What needs to be done> Across the listing below, count the lines that mention the string "password". Reply with the figure only.

^^^^

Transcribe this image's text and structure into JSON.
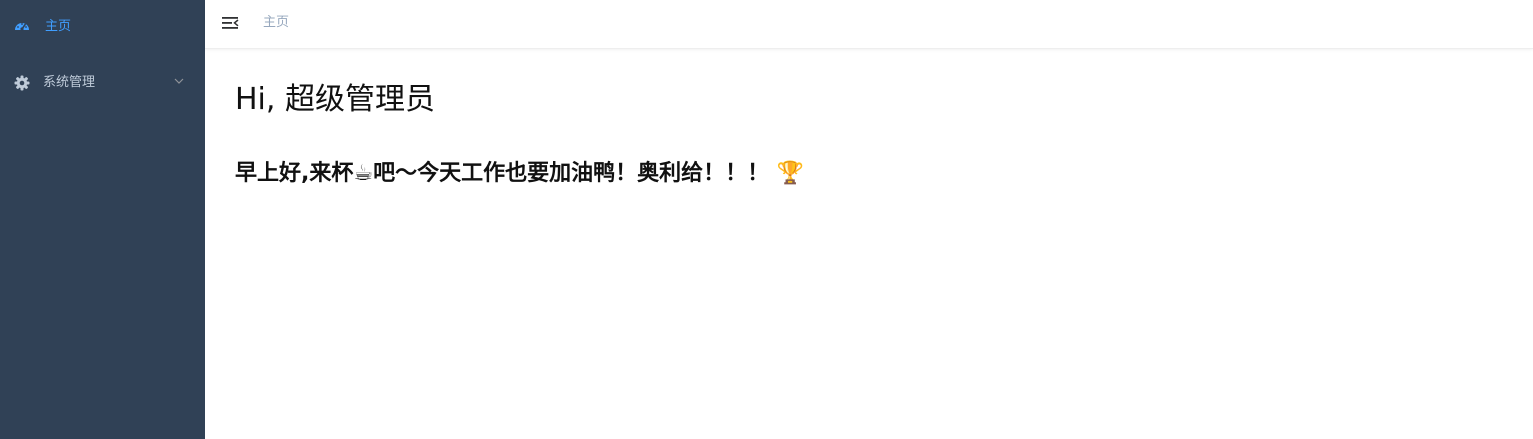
{
  "sidebar": {
    "items": [
      {
        "label": "主页",
        "icon": "dashboard-icon",
        "active": true
      },
      {
        "label": "系统管理",
        "icon": "gear-icon",
        "expandable": true
      }
    ],
    "background": "#304156",
    "active_color": "#409eff",
    "text_color": "#bfcbd9"
  },
  "header": {
    "breadcrumb": "主页"
  },
  "main": {
    "greeting": "Hi, 超级管理员",
    "message": "早上好,来杯☕吧～今天工作也要加油鸭！奥利给！！！ 🏆"
  }
}
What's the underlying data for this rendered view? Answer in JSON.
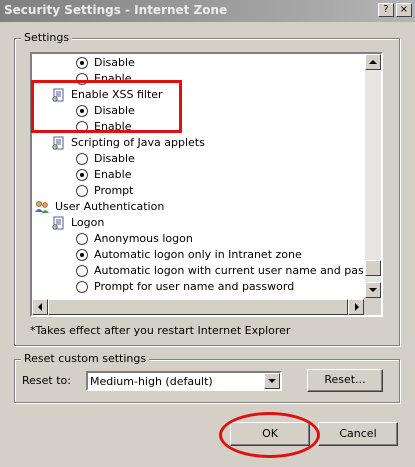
{
  "window": {
    "title": "Security Settings - Internet Zone",
    "help_label": "?",
    "close_label": "×"
  },
  "settings_group": {
    "label": "Settings"
  },
  "settings_list": {
    "items": [
      {
        "kind": "radio",
        "label": "Disable",
        "checked": true
      },
      {
        "kind": "radio",
        "label": "Enable",
        "checked": false
      },
      {
        "kind": "category",
        "label": "Enable XSS filter",
        "icon": "settings-page-icon"
      },
      {
        "kind": "radio",
        "label": "Disable",
        "checked": true
      },
      {
        "kind": "radio",
        "label": "Enable",
        "checked": false
      },
      {
        "kind": "category",
        "label": "Scripting of Java applets",
        "icon": "settings-page-icon"
      },
      {
        "kind": "radio",
        "label": "Disable",
        "checked": false
      },
      {
        "kind": "radio",
        "label": "Enable",
        "checked": true
      },
      {
        "kind": "radio",
        "label": "Prompt",
        "checked": false
      },
      {
        "kind": "category",
        "label": "User Authentication",
        "icon": "users-icon"
      },
      {
        "kind": "category",
        "label": "Logon",
        "icon": "settings-page-icon"
      },
      {
        "kind": "radio",
        "label": "Anonymous logon",
        "checked": false
      },
      {
        "kind": "radio",
        "label": "Automatic logon only in Intranet zone",
        "checked": true
      },
      {
        "kind": "radio",
        "label": "Automatic logon with current user name and password",
        "checked": false
      },
      {
        "kind": "radio",
        "label": "Prompt for user name and password",
        "checked": false
      }
    ],
    "vertical_scroll_fraction": 0.97
  },
  "restart_note": "*Takes effect after you restart Internet Explorer",
  "reset_group": {
    "label": "Reset custom settings",
    "reset_to_label": "Reset to:",
    "selected_level": "Medium-high (default)",
    "reset_button_label": "Reset..."
  },
  "footer": {
    "ok_label": "OK",
    "cancel_label": "Cancel"
  },
  "colors": {
    "dialog_background": "#d4d0c8",
    "annotation_red": "#e01010",
    "inactive_titlebar": "#808080"
  }
}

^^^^

Answer to this exercise> 2